*** Block opens ***

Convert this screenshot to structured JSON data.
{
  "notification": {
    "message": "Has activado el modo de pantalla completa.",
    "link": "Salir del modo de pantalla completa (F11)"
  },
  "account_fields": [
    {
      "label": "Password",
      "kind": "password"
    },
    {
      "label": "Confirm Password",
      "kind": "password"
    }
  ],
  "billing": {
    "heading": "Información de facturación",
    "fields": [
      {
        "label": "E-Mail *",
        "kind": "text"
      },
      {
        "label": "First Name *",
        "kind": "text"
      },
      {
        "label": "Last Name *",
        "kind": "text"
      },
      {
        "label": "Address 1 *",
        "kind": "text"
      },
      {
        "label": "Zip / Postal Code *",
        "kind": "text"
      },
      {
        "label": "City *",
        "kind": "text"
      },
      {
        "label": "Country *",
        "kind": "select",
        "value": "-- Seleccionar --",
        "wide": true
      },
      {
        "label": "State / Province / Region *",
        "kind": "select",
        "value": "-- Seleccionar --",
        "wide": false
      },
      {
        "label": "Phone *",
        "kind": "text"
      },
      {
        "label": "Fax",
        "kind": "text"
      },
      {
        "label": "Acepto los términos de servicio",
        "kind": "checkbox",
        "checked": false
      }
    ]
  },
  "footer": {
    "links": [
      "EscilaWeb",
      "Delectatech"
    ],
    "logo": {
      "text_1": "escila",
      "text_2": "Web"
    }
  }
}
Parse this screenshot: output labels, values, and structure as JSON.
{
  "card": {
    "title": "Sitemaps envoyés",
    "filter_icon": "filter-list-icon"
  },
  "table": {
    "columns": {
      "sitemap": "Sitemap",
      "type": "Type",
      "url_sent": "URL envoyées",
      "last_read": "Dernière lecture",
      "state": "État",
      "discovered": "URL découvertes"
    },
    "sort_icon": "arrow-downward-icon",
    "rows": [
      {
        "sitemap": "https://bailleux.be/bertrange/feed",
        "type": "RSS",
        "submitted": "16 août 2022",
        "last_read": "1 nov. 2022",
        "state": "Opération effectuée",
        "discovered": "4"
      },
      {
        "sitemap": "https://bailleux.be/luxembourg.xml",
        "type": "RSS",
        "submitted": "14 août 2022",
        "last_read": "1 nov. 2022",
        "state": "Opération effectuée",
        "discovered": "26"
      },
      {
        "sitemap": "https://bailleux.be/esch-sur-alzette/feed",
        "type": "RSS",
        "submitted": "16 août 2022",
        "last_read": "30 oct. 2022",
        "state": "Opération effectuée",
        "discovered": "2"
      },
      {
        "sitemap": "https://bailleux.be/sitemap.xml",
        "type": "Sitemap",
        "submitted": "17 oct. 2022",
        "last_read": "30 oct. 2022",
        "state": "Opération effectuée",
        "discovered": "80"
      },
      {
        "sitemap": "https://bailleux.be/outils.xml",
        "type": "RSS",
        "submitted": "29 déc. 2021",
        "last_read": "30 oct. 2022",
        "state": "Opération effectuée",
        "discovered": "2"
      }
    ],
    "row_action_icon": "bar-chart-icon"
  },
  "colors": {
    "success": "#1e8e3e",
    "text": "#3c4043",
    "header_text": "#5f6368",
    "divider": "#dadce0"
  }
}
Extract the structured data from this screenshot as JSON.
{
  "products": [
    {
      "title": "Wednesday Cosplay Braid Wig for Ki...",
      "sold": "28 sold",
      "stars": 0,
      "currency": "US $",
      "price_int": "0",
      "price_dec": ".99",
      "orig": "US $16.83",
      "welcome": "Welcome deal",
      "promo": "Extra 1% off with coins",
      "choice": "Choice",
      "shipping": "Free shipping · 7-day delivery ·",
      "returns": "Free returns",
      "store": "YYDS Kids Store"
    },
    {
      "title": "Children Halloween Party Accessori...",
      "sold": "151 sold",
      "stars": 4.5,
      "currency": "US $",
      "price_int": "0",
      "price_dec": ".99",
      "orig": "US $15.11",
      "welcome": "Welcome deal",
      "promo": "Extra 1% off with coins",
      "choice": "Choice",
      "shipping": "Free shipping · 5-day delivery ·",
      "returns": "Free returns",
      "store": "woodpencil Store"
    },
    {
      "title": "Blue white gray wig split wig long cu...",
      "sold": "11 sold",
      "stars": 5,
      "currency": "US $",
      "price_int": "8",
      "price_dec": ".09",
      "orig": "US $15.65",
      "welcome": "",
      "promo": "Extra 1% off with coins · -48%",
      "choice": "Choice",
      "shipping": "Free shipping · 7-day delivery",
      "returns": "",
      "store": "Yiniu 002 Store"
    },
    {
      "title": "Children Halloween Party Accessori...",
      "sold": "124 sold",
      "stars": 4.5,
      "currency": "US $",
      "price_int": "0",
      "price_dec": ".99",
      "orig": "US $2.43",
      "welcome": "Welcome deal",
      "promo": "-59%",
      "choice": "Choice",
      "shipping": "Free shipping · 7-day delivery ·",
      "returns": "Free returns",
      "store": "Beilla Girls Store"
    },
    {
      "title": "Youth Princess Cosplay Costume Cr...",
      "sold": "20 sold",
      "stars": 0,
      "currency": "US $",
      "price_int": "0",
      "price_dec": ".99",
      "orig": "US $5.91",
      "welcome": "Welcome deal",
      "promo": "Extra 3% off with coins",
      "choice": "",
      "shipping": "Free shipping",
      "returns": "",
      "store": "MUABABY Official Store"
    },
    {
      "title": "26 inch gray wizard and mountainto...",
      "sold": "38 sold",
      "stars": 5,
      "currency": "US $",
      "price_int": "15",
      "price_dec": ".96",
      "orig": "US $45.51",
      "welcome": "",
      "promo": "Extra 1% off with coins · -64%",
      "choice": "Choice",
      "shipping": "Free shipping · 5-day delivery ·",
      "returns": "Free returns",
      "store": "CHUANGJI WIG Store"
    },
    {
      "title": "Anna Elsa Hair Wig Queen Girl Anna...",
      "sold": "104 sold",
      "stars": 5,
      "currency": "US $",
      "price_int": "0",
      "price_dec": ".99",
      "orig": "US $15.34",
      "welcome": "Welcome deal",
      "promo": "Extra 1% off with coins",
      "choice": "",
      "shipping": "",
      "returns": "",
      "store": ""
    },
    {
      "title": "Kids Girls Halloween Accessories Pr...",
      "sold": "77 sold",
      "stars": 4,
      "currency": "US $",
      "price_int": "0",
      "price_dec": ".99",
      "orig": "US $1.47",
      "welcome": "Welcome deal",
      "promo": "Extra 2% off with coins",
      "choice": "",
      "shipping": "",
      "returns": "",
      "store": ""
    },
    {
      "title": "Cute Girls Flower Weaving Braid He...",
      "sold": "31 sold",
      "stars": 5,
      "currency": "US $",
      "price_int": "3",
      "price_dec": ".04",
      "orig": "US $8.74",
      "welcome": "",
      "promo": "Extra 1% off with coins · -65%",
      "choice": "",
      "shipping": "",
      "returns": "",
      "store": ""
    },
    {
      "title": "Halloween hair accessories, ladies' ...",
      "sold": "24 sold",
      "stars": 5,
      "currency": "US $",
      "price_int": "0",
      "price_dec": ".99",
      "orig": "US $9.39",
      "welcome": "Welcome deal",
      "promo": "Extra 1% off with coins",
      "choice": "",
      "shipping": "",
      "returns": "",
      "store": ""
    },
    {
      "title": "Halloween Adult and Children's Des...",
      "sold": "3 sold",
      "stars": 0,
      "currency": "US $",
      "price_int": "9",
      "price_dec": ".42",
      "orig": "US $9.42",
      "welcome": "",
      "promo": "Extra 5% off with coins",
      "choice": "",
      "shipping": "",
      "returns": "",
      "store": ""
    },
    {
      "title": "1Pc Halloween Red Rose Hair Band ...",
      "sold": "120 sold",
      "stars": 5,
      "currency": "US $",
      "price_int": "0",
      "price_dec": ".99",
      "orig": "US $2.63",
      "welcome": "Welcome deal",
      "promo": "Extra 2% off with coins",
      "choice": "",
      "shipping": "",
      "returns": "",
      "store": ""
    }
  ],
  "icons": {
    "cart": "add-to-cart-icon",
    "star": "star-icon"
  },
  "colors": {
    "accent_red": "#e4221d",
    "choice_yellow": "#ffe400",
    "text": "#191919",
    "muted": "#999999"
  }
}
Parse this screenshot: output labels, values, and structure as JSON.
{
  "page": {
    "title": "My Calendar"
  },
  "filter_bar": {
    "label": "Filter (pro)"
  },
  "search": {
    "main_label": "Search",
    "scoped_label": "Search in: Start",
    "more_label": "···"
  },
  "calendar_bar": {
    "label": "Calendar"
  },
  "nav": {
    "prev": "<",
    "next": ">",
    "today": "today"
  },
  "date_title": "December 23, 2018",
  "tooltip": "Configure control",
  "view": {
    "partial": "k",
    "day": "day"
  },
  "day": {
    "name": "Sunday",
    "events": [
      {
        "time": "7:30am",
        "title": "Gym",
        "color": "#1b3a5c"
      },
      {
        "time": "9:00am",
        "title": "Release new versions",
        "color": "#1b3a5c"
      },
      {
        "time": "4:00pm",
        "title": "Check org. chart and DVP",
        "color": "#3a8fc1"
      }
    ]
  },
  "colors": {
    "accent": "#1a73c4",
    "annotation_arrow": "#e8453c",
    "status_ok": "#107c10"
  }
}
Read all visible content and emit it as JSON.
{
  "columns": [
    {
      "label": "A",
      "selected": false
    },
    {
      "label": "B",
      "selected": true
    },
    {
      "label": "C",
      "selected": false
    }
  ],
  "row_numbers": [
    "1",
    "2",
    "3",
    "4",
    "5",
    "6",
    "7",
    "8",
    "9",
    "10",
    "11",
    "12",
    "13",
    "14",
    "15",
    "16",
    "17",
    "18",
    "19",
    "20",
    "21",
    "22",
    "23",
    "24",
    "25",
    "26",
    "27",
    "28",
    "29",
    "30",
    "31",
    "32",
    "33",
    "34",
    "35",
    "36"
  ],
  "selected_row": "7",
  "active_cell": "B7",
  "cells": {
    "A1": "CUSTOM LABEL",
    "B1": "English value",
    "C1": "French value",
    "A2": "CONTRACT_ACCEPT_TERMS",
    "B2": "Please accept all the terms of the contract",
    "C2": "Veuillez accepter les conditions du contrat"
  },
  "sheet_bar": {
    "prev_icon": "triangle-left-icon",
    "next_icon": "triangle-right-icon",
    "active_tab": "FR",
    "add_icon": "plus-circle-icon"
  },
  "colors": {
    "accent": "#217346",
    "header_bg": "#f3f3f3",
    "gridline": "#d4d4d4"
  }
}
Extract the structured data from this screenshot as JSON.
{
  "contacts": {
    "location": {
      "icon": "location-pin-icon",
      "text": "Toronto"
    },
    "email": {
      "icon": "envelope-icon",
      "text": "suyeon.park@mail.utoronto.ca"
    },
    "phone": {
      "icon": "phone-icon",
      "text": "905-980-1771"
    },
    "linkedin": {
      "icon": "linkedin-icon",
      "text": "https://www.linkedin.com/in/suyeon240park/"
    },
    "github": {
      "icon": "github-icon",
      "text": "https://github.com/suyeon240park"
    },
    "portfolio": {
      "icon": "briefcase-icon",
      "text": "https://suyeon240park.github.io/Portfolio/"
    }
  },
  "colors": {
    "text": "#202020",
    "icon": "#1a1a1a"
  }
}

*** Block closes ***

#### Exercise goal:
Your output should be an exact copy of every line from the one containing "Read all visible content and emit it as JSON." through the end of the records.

#### Answer space:
Read all visible content and emit it as JSON.
{
  "columns": [
    {
      "label": "A",
      "selected": false
    },
    {
      "label": "B",
      "selected": true
    },
    {
      "label": "C",
      "selected": false
    }
  ],
  "row_numbers": [
    "1",
    "2",
    "3",
    "4",
    "5",
    "6",
    "7",
    "8",
    "9",
    "10",
    "11",
    "12",
    "13",
    "14",
    "15",
    "16",
    "17",
    "18",
    "19",
    "20",
    "21",
    "22",
    "23",
    "24",
    "25",
    "26",
    "27",
    "28",
    "29",
    "30",
    "31",
    "32",
    "33",
    "34",
    "35",
    "36"
  ],
  "selected_row": "7",
  "active_cell": "B7",
  "cells": {
    "A1": "CUSTOM LABEL",
    "B1": "English value",
    "C1": "French value",
    "A2": "CONTRACT_ACCEPT_TERMS",
    "B2": "Please accept all the terms of the contract",
    "C2": "Veuillez accepter les conditions du contrat"
  },
  "sheet_bar": {
    "prev_icon": "triangle-left-icon",
    "next_icon": "triangle-right-icon",
    "active_tab": "FR",
    "add_icon": "plus-circle-icon"
  },
  "colors": {
    "accent": "#217346",
    "header_bg": "#f3f3f3",
    "gridline": "#d4d4d4"
  }
}
Extract the structured data from this screenshot as JSON.
{
  "contacts": {
    "location": {
      "icon": "location-pin-icon",
      "text": "Toronto"
    },
    "email": {
      "icon": "envelope-icon",
      "text": "suyeon.park@mail.utoronto.ca"
    },
    "phone": {
      "icon": "phone-icon",
      "text": "905-980-1771"
    },
    "linkedin": {
      "icon": "linkedin-icon",
      "text": "https://www.linkedin.com/in/suyeon240park/"
    },
    "github": {
      "icon": "github-icon",
      "text": "https://github.com/suyeon240park"
    },
    "portfolio": {
      "icon": "briefcase-icon",
      "text": "https://suyeon240park.github.io/Portfolio/"
    }
  },
  "colors": {
    "text": "#202020",
    "icon": "#1a1a1a"
  }
}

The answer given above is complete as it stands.